Another unexpected benefit is that we have been able to give many points away to bless others’ with trips.
And who knows? Maybe you might get to be one of those people too! 😉
See where I’m going here?
If you want to get started down this path, read this first
In my 20’s I don’t know that I would have been able to use a credit card and NOT get myself in trouble spending more than I should.
We opted to NOT have a credit card for the early years of our marriage when times were really tight. I am glad we made that decision.
Please know that if you can’t pay your balance off each month, you will negate ALL of the benefits of these rewards if you are paying interest on the card.
My suggestion would be that if you do have a single month where you don’t pay off the full balance, then close the card immediately. There is no point to getting a bunch of reward points if you are paying big interest charges to get them.
How to get started traveling for free

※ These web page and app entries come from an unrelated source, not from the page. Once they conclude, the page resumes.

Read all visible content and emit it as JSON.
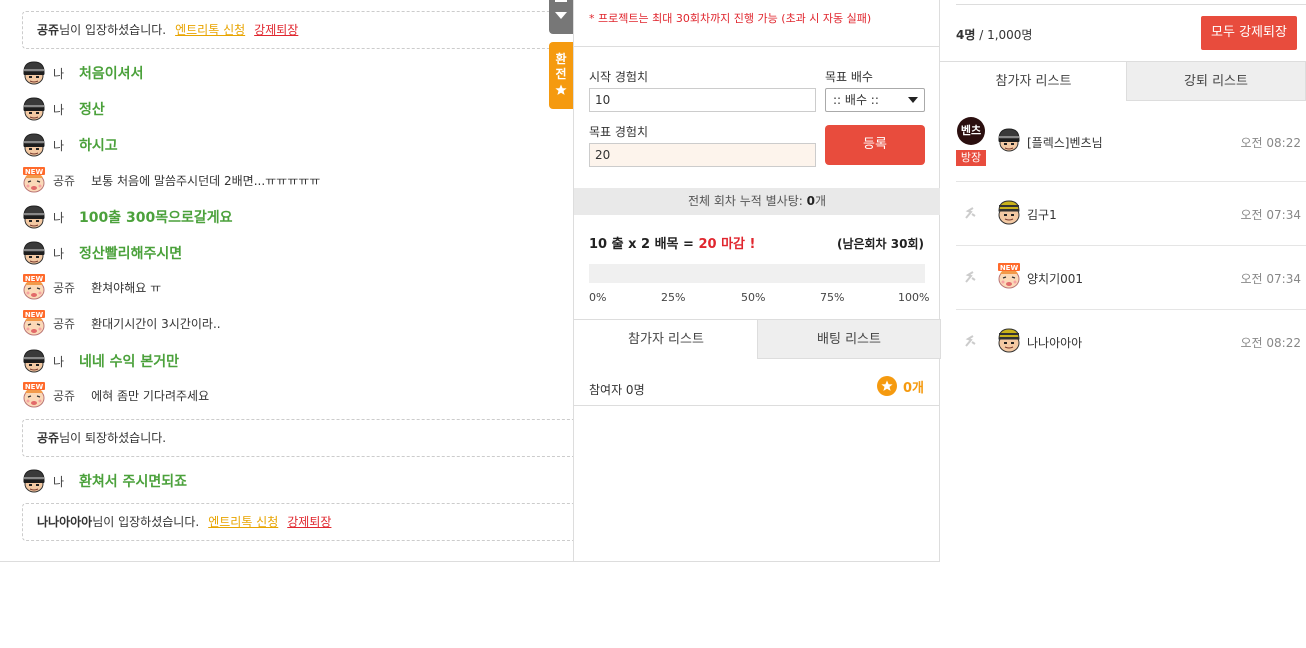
{
  "chat": {
    "sys1": {
      "user": "공쥬",
      "text": "님이 입장하셨습니다.",
      "act1": "엔트리톡 신청",
      "act2": "강제퇴장"
    },
    "messages": [
      {
        "type": "me",
        "nick": "나",
        "text": "처음이셔서",
        "avatar": "helmet-avatar-icon"
      },
      {
        "type": "me",
        "nick": "나",
        "text": "정산",
        "avatar": "helmet-avatar-icon"
      },
      {
        "type": "me",
        "nick": "나",
        "text": "하시고",
        "avatar": "helmet-avatar-icon"
      },
      {
        "type": "other",
        "nick": "공쥬",
        "text": "보통 처음에 말씀주시던데 2배면...ㅠㅠㅠㅠㅠ",
        "avatar": "new-user-avatar-icon"
      },
      {
        "type": "me",
        "nick": "나",
        "text": "100출 300목으로갈게요",
        "avatar": "helmet-avatar-icon"
      },
      {
        "type": "me",
        "nick": "나",
        "text": "정산빨리해주시면",
        "avatar": "helmet-avatar-icon"
      },
      {
        "type": "other",
        "nick": "공쥬",
        "text": "환쳐야해요 ㅠ",
        "avatar": "new-user-avatar-icon"
      },
      {
        "type": "other",
        "nick": "공쥬",
        "text": "환대기시간이 3시간이라..",
        "avatar": "new-user-avatar-icon"
      },
      {
        "type": "me",
        "nick": "나",
        "text": "네네 수익 본거만",
        "avatar": "helmet-avatar-icon"
      },
      {
        "type": "other",
        "nick": "공쥬",
        "text": "에혀 좀만 기다려주세요",
        "avatar": "new-user-avatar-icon"
      }
    ],
    "sys2": {
      "user": "공쥬",
      "text": "님이 퇴장하셨습니다."
    },
    "msg_last": {
      "type": "me",
      "nick": "나",
      "text": "환쳐서 주시면되죠"
    },
    "sys3": {
      "user": "나나아아아",
      "text": "님이 입장하셨습니다.",
      "act1": "엔트리톡 신청",
      "act2": "강제퇴장"
    },
    "orange_tab": {
      "line1": "환",
      "line2": "전"
    }
  },
  "project": {
    "notice": "* 프로젝트는 최대 30회차까지 진행 가능 (초과 시 자동 실패)",
    "start_label": "시작 경험치",
    "start_value": "10",
    "multiplier_label": "목표 배수",
    "multiplier_value": ":: 배수 ::",
    "target_label": "목표 경험치",
    "target_value": "20",
    "register_button": "등록",
    "cumulative_prefix": "전체 회차 누적 별사탕: ",
    "cumulative_value": "0",
    "cumulative_suffix": "개",
    "formula_left": "10 출 x 2 배목 = ",
    "formula_right": "20 마감 !",
    "remaining": "(남은회차 30회)",
    "progress": 0,
    "pct_labels": [
      "0%",
      "25%",
      "50%",
      "75%",
      "100%"
    ],
    "tabs": [
      "참가자 리스트",
      "배팅 리스트"
    ],
    "participants_label": "참여자 0명",
    "star_count": "0개"
  },
  "room": {
    "count_current": "4명",
    "count_sep": " / ",
    "count_max": "1,000명",
    "kick_all_button": "모두 강제퇴장",
    "tabs": [
      "참가자 리스트",
      "강퇴 리스트"
    ],
    "users": [
      {
        "name": "[플렉스]벤츠님",
        "time": "오전 08:22",
        "host_badge": "방장",
        "host_icon_text": "벤츠",
        "avatar": "helmet-avatar-icon"
      },
      {
        "name": "김구1",
        "time": "오전 07:34",
        "avatar": "striped-hat-avatar-icon"
      },
      {
        "name": "양치기001",
        "time": "오전 07:34",
        "avatar": "new-user-avatar-icon"
      },
      {
        "name": "나나아아아",
        "time": "오전 08:22",
        "avatar": "striped-hat-avatar-icon"
      }
    ]
  }
}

Now that I got that out of the way, what I would recommend is:
1. Just open one Chase card that has a good bonus.
We have found (and almost every other credit card expert I know agrees) that the Chase Sapphire Preferred® Card is the best general travel rewards card out there.
2. Start using it as your main credit card
You want to do this so you can meet the minimum spend requirement of the card. If you want to earn points though, you will obviously want to continue using it.
Once you reach your minimum spend, they will credit your rewards account with the bonus points. In my experience, this normally takes about a month.
3. Now you are off to the races.
You can go with my recommendation of mostly transferring to Southwest and Hyatt to book travel, or you can use the points to get cash back, shop on Amazon, or book tons of other airlines or hotels.
Jean Chatzky on Rewards credit cards
Interestingly, Jean Chatzky, the Today Show Financial Editor, echoed my sentiments about the Chase Sapphire Preferred® Card (and credit card rewards as a whole) just a day after we posted this article.
The segment is below: